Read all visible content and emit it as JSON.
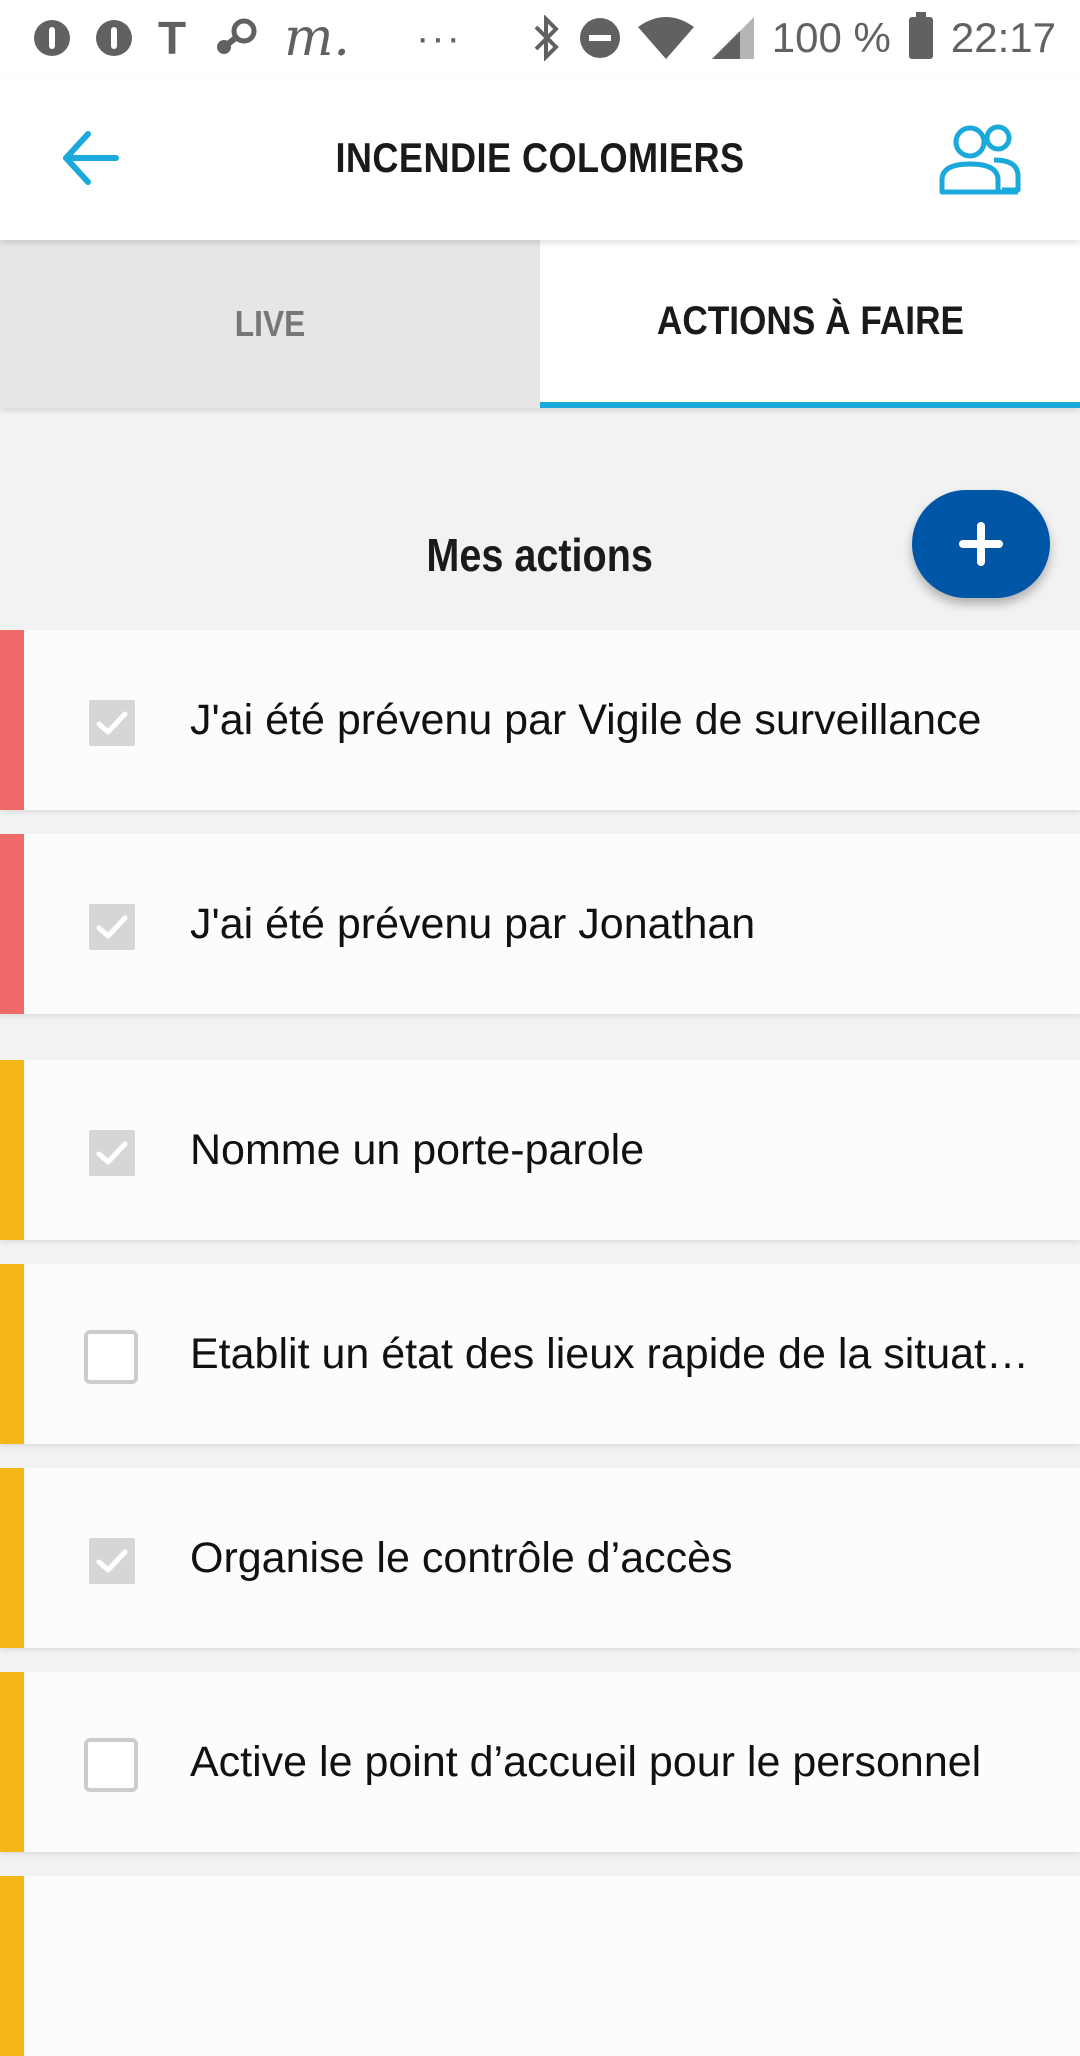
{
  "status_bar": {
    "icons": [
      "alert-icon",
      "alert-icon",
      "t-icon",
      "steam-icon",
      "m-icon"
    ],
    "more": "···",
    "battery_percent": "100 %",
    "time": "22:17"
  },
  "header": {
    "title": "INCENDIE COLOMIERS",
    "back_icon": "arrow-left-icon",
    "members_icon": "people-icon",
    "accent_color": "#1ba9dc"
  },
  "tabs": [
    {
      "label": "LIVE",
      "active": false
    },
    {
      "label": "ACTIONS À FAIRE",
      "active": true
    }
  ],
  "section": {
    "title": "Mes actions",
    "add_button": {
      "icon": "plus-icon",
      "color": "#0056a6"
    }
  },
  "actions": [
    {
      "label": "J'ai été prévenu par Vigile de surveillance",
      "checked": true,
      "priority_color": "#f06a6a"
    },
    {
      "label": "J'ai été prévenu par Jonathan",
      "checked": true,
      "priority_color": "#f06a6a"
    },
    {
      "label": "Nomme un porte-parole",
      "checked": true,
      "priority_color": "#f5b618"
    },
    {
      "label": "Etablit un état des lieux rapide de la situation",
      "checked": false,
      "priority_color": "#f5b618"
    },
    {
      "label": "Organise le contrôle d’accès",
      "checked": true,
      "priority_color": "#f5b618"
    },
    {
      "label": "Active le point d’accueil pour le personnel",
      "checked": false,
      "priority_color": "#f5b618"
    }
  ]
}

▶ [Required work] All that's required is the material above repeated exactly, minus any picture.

▶ [Result of the task]
Read all visible content and emit it as JSON.
{
  "status_bar": {
    "icons": [
      "alert-icon",
      "alert-icon",
      "t-icon",
      "steam-icon",
      "m-icon"
    ],
    "more": "···",
    "battery_percent": "100 %",
    "time": "22:17"
  },
  "header": {
    "title": "INCENDIE COLOMIERS",
    "back_icon": "arrow-left-icon",
    "members_icon": "people-icon",
    "accent_color": "#1ba9dc"
  },
  "tabs": [
    {
      "label": "LIVE",
      "active": false
    },
    {
      "label": "ACTIONS À FAIRE",
      "active": true
    }
  ],
  "section": {
    "title": "Mes actions",
    "add_button": {
      "icon": "plus-icon",
      "color": "#0056a6"
    }
  },
  "actions": [
    {
      "label": "J'ai été prévenu par Vigile de surveillance",
      "checked": true,
      "priority_color": "#f06a6a"
    },
    {
      "label": "J'ai été prévenu par Jonathan",
      "checked": true,
      "priority_color": "#f06a6a"
    },
    {
      "label": "Nomme un porte-parole",
      "checked": true,
      "priority_color": "#f5b618"
    },
    {
      "label": "Etablit un état des lieux rapide de la situation",
      "checked": false,
      "priority_color": "#f5b618"
    },
    {
      "label": "Organise le contrôle d’accès",
      "checked": true,
      "priority_color": "#f5b618"
    },
    {
      "label": "Active le point d’accueil pour le personnel",
      "checked": false,
      "priority_color": "#f5b618"
    }
  ]
}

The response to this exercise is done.